**WORK INSTRUCTION**:
Provide the number of lines in the records that hold the string "table", without any other words.

**ENTRIES SHOWN**:
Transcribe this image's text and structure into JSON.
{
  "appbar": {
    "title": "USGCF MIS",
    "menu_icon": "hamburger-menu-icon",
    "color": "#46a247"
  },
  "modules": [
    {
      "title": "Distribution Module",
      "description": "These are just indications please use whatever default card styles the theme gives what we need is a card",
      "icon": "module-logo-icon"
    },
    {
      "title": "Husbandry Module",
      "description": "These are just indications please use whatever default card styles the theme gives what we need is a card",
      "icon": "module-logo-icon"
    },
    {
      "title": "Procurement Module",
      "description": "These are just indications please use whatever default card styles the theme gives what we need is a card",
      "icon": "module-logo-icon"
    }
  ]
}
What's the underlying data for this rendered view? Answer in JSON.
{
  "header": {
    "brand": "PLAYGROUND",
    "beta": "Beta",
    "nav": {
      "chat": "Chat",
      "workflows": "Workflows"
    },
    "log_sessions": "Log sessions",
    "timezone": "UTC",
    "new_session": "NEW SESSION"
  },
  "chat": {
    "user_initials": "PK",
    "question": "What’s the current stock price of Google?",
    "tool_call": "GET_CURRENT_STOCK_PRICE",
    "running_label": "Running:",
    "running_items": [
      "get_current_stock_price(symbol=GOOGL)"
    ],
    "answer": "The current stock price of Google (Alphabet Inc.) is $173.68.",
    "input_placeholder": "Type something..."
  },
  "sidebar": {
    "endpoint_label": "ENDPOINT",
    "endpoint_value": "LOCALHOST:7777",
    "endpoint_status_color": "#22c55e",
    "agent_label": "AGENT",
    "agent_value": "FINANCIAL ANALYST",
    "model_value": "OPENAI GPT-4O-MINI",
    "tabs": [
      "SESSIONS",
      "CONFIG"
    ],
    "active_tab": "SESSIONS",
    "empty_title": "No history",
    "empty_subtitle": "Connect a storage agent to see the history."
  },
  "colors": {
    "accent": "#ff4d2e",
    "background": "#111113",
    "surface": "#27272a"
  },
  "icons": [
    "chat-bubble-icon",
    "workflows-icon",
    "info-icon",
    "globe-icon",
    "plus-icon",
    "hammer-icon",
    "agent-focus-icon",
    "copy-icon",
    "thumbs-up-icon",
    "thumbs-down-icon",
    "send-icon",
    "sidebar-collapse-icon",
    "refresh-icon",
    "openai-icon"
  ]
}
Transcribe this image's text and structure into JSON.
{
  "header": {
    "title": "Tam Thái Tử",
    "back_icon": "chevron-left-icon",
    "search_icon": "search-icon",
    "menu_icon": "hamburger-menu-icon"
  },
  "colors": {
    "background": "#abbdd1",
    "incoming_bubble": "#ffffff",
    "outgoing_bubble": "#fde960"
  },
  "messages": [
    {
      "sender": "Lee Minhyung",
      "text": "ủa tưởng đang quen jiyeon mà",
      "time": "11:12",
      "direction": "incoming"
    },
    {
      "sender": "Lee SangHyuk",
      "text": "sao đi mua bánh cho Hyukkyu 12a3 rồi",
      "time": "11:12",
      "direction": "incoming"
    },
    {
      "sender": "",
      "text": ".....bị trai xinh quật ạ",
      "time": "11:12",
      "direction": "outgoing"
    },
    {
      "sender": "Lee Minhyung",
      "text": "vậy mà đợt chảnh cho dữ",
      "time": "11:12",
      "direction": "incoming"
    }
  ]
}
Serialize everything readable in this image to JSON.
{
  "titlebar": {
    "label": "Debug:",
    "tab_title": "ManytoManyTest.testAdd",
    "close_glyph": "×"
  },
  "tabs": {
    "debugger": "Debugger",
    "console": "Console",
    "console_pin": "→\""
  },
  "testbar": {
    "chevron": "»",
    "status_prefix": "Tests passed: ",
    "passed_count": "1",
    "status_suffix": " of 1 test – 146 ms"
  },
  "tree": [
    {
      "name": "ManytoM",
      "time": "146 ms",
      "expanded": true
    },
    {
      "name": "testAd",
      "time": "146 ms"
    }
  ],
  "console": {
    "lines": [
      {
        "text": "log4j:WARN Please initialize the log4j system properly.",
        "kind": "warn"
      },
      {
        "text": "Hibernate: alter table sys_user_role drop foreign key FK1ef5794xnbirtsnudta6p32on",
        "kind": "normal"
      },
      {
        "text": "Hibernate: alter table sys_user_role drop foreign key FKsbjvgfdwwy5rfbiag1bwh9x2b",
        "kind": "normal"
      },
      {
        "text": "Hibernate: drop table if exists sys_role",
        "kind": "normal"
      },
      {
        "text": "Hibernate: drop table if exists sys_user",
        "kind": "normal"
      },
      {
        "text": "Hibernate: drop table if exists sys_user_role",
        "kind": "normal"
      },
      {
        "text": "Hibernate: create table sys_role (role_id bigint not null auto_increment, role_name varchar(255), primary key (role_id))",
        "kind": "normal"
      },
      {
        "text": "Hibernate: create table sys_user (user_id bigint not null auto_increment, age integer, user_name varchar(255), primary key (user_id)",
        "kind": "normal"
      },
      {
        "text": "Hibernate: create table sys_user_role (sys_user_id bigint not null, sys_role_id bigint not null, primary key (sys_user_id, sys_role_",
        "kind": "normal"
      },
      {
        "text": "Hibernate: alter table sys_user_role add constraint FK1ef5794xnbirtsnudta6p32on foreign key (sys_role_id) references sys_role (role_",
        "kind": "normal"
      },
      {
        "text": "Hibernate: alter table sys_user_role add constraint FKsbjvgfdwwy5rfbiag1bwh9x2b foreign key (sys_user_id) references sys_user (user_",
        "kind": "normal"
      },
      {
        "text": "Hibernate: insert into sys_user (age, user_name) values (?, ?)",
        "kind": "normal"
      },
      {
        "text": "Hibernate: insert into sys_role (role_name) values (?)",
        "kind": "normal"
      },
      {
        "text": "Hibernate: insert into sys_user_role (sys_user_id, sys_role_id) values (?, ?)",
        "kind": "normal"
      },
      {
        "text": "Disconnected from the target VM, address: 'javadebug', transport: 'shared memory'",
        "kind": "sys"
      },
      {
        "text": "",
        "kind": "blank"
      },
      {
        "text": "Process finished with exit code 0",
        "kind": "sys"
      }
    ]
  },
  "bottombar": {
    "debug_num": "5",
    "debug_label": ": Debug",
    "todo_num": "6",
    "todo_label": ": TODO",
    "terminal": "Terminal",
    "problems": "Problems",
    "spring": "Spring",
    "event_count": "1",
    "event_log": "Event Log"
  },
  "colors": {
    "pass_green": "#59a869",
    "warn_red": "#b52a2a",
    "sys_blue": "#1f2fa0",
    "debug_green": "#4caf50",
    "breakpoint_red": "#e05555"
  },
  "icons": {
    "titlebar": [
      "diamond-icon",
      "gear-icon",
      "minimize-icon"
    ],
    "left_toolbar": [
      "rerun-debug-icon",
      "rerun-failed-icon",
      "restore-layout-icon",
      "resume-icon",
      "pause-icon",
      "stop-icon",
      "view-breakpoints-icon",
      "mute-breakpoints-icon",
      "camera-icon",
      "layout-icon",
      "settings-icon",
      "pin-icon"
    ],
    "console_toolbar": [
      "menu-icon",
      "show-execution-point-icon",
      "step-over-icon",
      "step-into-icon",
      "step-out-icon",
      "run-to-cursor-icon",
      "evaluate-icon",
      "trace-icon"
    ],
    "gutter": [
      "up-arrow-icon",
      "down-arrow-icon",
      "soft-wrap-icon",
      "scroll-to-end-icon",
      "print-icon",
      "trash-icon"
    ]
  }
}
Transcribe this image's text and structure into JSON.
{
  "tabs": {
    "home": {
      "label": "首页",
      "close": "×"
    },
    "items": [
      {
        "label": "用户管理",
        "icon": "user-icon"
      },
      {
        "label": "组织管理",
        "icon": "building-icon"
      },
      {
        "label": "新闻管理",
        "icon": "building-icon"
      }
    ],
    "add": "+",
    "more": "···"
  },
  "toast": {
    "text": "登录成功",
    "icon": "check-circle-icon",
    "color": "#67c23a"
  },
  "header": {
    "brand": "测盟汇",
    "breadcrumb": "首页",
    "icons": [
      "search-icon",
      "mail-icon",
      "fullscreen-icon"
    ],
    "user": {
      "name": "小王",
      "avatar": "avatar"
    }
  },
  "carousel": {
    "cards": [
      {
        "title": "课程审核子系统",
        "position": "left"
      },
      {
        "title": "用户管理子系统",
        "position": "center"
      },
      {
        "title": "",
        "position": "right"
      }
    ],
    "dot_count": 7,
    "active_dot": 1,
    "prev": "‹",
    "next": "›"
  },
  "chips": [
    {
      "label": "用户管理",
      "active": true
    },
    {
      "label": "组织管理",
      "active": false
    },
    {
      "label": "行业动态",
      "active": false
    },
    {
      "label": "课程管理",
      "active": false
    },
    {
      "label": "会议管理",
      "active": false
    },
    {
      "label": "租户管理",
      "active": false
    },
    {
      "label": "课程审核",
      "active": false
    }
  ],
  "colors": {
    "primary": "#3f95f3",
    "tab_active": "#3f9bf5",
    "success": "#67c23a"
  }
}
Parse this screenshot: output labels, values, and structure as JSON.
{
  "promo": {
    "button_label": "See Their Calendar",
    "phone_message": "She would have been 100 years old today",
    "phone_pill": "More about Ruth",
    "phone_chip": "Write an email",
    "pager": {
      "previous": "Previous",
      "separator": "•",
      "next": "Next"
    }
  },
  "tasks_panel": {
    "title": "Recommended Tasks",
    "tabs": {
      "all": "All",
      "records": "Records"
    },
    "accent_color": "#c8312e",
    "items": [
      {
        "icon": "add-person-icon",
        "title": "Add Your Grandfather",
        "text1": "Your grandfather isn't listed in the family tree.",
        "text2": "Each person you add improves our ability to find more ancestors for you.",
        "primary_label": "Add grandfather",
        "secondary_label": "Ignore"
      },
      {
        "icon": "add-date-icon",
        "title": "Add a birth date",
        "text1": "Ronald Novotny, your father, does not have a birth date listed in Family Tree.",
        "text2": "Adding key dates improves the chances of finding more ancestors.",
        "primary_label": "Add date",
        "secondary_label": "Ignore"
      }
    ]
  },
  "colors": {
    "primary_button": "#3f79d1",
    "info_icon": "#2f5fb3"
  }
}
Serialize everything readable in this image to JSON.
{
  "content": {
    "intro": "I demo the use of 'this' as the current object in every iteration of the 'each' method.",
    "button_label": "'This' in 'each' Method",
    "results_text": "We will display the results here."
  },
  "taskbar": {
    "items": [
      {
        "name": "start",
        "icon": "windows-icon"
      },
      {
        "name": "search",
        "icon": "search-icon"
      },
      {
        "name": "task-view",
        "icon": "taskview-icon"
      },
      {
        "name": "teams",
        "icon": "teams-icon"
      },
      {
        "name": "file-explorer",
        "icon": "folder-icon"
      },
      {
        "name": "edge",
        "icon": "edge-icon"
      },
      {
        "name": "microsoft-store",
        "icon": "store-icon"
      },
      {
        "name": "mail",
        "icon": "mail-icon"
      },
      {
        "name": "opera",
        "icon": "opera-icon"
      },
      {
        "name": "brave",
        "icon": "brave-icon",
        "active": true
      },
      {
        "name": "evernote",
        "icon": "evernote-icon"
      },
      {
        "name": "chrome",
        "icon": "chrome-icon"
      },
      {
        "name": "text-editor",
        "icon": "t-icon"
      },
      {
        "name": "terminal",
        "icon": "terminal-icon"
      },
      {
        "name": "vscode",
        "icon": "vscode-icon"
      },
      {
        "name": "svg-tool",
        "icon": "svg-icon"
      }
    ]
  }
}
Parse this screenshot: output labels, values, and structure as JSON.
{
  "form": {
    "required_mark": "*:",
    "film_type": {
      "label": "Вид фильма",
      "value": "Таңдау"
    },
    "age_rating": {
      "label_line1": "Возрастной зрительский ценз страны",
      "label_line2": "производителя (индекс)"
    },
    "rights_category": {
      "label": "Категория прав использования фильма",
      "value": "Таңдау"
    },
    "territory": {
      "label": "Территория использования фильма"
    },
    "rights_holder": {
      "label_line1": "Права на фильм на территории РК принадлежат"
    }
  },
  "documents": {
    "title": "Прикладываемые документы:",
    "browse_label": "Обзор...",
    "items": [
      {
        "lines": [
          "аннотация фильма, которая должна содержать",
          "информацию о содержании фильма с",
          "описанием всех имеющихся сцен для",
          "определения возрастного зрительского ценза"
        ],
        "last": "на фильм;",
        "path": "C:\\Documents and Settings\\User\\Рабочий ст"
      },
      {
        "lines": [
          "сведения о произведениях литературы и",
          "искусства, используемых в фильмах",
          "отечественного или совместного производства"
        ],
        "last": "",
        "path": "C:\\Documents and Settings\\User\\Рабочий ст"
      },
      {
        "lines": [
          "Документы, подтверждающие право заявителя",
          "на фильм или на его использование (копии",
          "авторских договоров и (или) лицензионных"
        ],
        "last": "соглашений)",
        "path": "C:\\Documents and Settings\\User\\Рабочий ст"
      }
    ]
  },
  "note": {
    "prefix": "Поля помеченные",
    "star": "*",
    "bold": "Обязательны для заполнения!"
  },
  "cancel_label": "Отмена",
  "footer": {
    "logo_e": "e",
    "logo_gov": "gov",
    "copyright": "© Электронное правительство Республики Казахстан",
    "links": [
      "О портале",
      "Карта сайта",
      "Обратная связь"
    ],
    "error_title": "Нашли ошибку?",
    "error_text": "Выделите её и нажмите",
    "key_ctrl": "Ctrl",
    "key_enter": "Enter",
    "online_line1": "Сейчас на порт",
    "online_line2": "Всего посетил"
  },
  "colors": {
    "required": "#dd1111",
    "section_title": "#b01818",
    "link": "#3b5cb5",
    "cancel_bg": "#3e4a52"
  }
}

**EXERCISE SOLUTION**:
10